Wagga Wagga artist ELAINE CAMLIN has been exploring decay in the Australian environment through printmaking, drawing, and small sculptures. Her new exhibition Micro-Worlds: Interpretations and Observation of Organic Forms closely examines decomposition to uncover new worlds and new ways of looking at natural objects. Camlin took some time during her exhibition opening at Form Studio and Gallery to talk about her art, Riverina NSW, and the beauty of decaying things.
Why are you interested in decay?
I think my fascination started in art school when we went on a field trip to Wee Jasper. I found a lot of sheep skulls and worked with those, then I started to collect objects that had stopped growing. They sit in my studio and decay – through the years they change, so I’m informed by them because they’re always there. It might also have to do with my personal psyche and being interested in that kind of thing, which I find quite beautiful. Nothing is always growing – it always has to stop and end.
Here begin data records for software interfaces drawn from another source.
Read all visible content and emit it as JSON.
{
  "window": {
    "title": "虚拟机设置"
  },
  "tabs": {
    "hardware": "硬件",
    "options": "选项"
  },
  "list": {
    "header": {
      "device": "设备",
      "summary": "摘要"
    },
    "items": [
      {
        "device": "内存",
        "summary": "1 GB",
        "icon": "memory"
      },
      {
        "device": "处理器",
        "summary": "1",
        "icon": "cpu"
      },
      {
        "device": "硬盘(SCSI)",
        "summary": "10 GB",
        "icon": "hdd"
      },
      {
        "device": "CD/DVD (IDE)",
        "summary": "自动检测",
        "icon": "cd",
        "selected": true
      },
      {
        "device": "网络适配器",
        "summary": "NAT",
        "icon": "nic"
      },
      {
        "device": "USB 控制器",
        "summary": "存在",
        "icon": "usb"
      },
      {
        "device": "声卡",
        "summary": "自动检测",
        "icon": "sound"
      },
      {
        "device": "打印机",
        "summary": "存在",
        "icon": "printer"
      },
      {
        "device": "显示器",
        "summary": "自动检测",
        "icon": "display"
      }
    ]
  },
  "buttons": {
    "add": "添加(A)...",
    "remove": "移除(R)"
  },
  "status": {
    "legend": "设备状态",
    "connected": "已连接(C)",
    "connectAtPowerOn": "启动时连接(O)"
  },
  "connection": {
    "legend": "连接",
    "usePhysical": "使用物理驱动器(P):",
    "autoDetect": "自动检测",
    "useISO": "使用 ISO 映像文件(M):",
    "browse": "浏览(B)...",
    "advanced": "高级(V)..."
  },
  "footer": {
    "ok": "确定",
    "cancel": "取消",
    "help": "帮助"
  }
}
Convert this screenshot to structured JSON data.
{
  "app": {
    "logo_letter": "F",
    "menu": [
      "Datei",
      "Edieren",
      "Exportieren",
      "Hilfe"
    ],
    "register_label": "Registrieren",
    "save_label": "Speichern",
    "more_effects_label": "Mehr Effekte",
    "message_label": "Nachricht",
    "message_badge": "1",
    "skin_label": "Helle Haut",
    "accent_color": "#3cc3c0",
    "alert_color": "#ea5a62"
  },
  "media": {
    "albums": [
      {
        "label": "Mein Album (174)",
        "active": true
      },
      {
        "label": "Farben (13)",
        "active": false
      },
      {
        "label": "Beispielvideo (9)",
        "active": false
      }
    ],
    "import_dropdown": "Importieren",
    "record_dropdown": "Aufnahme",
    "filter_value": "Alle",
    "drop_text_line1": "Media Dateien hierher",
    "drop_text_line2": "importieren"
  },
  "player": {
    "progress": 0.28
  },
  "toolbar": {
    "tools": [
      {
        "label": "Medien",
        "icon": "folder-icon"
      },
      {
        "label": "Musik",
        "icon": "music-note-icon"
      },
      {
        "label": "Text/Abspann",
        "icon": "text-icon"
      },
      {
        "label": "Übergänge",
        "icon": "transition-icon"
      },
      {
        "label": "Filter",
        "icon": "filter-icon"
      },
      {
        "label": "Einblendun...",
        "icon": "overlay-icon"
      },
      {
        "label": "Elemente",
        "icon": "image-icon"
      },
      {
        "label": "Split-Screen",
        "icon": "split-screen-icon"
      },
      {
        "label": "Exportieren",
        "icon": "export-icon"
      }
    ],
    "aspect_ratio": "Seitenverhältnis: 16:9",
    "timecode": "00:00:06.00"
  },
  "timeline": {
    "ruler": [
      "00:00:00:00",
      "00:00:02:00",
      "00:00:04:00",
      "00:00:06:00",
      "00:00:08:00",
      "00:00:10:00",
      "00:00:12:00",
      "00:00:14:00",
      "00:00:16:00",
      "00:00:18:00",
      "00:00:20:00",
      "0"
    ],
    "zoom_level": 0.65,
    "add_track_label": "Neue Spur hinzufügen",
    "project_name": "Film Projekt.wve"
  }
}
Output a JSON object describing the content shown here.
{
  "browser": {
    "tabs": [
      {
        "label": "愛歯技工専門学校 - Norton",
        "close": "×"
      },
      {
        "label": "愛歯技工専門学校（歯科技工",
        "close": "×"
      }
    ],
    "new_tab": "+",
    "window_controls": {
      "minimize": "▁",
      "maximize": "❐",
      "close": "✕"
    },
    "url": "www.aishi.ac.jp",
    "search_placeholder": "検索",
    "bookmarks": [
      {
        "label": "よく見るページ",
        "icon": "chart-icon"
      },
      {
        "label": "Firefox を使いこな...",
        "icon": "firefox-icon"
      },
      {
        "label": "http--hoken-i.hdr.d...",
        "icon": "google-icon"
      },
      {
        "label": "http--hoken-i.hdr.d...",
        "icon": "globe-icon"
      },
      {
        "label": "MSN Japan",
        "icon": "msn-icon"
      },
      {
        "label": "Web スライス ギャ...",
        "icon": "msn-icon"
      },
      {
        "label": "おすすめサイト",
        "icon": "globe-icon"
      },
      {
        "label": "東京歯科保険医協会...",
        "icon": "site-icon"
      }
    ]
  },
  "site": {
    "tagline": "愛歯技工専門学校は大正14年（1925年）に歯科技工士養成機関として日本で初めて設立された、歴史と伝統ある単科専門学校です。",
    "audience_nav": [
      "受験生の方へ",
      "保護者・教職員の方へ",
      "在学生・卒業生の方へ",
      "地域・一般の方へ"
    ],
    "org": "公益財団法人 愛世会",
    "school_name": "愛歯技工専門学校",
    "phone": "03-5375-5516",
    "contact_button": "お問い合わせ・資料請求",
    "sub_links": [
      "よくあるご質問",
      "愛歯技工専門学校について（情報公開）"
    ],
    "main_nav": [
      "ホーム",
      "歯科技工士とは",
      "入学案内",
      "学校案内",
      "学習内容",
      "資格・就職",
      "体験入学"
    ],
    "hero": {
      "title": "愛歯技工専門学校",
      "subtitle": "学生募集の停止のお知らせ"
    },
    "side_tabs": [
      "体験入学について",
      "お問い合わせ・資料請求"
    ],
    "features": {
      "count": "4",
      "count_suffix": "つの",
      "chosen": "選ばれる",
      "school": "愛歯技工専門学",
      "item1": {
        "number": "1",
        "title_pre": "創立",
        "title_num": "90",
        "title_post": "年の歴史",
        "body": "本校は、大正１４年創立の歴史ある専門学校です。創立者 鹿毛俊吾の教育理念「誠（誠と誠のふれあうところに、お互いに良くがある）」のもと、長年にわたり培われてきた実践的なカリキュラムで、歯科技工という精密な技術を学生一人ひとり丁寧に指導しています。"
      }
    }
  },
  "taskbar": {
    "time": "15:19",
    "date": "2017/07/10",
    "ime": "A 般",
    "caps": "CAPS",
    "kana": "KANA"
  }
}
Tell me about your medium and subjects
Predominantly printmaking, but I also draw and explore different ways of making images. This time I’ve started making fossils, and using drypoint to create scientific slides. The subject matter is loosely based on objects I’ve found – fungus, coral, fallen trees, roots, and skulls. It ends up being quite imaginary and impacted by particular moods and memories at the time, so sometimes the images come naturally, sometimes they need a lot of reworking. For printmaking I’ve used cyanotypes, then I’ve moved into etchings and two-plate colour work, using drypoint etching and aquatints. I have also created some little fossils from paper clay and carved back into them.
Why are you interested in Riverina NSW?
I grew up in the area. There was lots of interesting rock erosions, and I remember at a very young age finding the skull of a magpie. My interest strayed when I went to art school, and it was when I visited Wee Jasper that I re-engaged in the local environment and realised how beautiful and important it was to me. Now I go around local farms and photograph erosion and the river. I spend many trips at the Botanic Gardens with my son, and while he’s playing I find things and explore. A lot of the natural objects are in our backyard, so it’s something that I’m very close to.
Do you have a favourite artist?
In art school I was very inspired by Georgia O’Keefe’s bone paintings, and from that I progressed into more printerly artists like Jörg Schmeisser, who was the head of the Canberra School of Art for a long time. I have a number of his prints – I love the colour he used and the small intricate linework.
Micro-Worlds can be found at Form Studio and Gallery, Queanbeyan from Wednesday February 28-Sunday March 18. Opening hours Tuesday-Sunday 10am-4pm. Free entry. [www.elainecamlin.com/new-work]